Headless corpse identified
Police on Wednesday identified a head found hanging from a Bangkok bridge and a headless body discovered floating in the river below as an Italian man — Maurizio Tosadori, 52, from Verona — who they said had killed himself. The body parts were discovered separately on Saturday and Sunday, prompting a media frenzy over the identity of the foreigner and the circumstances of his death, which police at the time said could be murder. A police spokesman said the man almost certainly hanged himself by jumping off the Rama VIII bridge, with the force of the fall ripping the head from the body.
Sex tape rocks party
A videotape showing a top ethnic Chinese politician engaging in illegal sex acts has resurfaced, causing a rift in his party that could rock the ruling coalition, already weakened by electoral losses. A split in the Malaysian Chinese Association (MCA) party, the second biggest component of the ruling National Front coalition, bodes ill for the government whose popularity has plummeted in recent months. The fighting is between MCA President Ong Tee Keat and his deputy and rival, Chua Soi Lek, who has acknowledged being the person in the videotape that first surfaced in 2007 showing him having sex with a woman other than his wife. On Monday, police questioned Chua for allegedly engaging in oral sex — or “carnal intercourse against the order of nature” — which is illegal in Malaysia.
Immolation bid injures two
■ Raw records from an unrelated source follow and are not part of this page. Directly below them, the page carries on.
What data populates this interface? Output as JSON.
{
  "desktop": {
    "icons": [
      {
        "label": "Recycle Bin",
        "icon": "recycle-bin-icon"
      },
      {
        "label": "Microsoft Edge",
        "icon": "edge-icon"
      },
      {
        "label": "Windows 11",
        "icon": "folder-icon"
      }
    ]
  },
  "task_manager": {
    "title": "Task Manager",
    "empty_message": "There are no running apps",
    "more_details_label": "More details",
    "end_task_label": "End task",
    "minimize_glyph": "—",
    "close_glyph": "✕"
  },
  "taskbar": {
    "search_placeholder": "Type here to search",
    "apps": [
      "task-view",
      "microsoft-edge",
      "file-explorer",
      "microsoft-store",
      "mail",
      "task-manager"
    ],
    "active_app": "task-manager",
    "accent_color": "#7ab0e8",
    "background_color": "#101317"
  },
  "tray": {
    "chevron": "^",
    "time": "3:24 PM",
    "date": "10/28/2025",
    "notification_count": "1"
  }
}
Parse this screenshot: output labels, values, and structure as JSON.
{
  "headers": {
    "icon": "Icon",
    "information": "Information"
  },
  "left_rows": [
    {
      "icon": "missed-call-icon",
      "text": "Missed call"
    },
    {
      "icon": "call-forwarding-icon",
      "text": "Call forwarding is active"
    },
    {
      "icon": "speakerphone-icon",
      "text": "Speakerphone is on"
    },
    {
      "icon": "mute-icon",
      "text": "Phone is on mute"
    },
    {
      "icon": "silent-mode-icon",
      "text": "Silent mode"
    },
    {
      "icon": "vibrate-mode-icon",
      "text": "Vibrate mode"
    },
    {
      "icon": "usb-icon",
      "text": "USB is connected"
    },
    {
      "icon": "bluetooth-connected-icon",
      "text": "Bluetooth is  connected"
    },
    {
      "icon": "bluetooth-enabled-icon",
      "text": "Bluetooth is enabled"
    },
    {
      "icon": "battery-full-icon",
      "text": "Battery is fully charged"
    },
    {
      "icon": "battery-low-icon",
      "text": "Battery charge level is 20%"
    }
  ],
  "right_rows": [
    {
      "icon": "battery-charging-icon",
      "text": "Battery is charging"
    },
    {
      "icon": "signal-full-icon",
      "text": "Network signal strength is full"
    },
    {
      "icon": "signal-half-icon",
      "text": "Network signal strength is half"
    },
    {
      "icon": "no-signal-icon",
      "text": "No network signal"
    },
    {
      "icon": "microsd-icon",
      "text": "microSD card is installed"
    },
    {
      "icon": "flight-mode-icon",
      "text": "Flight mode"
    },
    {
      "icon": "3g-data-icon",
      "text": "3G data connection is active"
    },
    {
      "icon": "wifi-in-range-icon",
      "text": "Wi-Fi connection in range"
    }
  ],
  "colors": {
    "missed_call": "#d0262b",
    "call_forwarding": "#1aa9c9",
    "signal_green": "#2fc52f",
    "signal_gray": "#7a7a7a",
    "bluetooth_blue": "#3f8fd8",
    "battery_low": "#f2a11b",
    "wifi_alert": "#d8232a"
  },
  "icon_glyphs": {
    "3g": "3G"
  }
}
Two of three people who set themselves on fire in Beijing suffered serious, but non-life-threatening injuries, state media reported yesterday, revealing that one was a woman. The report by Xinhua news agency gave no other information on the identities or motive of the trio in Wednesday’s incident, beyond a police statement that they came to Beijing to petition over an unspecified personal grievance. It gave no information on the third person, whom the China Daily said was believed taken into custody. Xinhua had originally said they were all men.
Anti-drug efforts fail: official
The global anti-drug effort is failing to effectively combat the emergence of a criminal market of “staggering proportions,” a UN official said yesterday. Antonio Maria Costa, executive director of the UN Office of Drugs and Crime, speaking to officials marking a century of international efforts to curb trafficking in opium and other narcotics, said: “We must have the courage to look at the dramatic, unintended consequences of drug control: the emergence of a criminal market of staggering proportions.” Countries have so far failed to implement anti-crime measures in a way that has had an impact, he said.
Teens addicted to phones
Cellphones are taking center stage in the lives of Japanese teenagers, who often send or receive dozens of e-mails a day while eating, attending class or even taking a bath, a survey said. Around 46 percent of middle school students and 96 percent of high school students carry a mobile telephone, the research shows. One in four school children aged 11 to 12 has one. One in five middle school students sends or receives 50 or more e-mails on his or her phone each day, according to the education ministry survey of more than 10,000 children. Of these, 7 percent said they sent e-mail more than 100 times a day.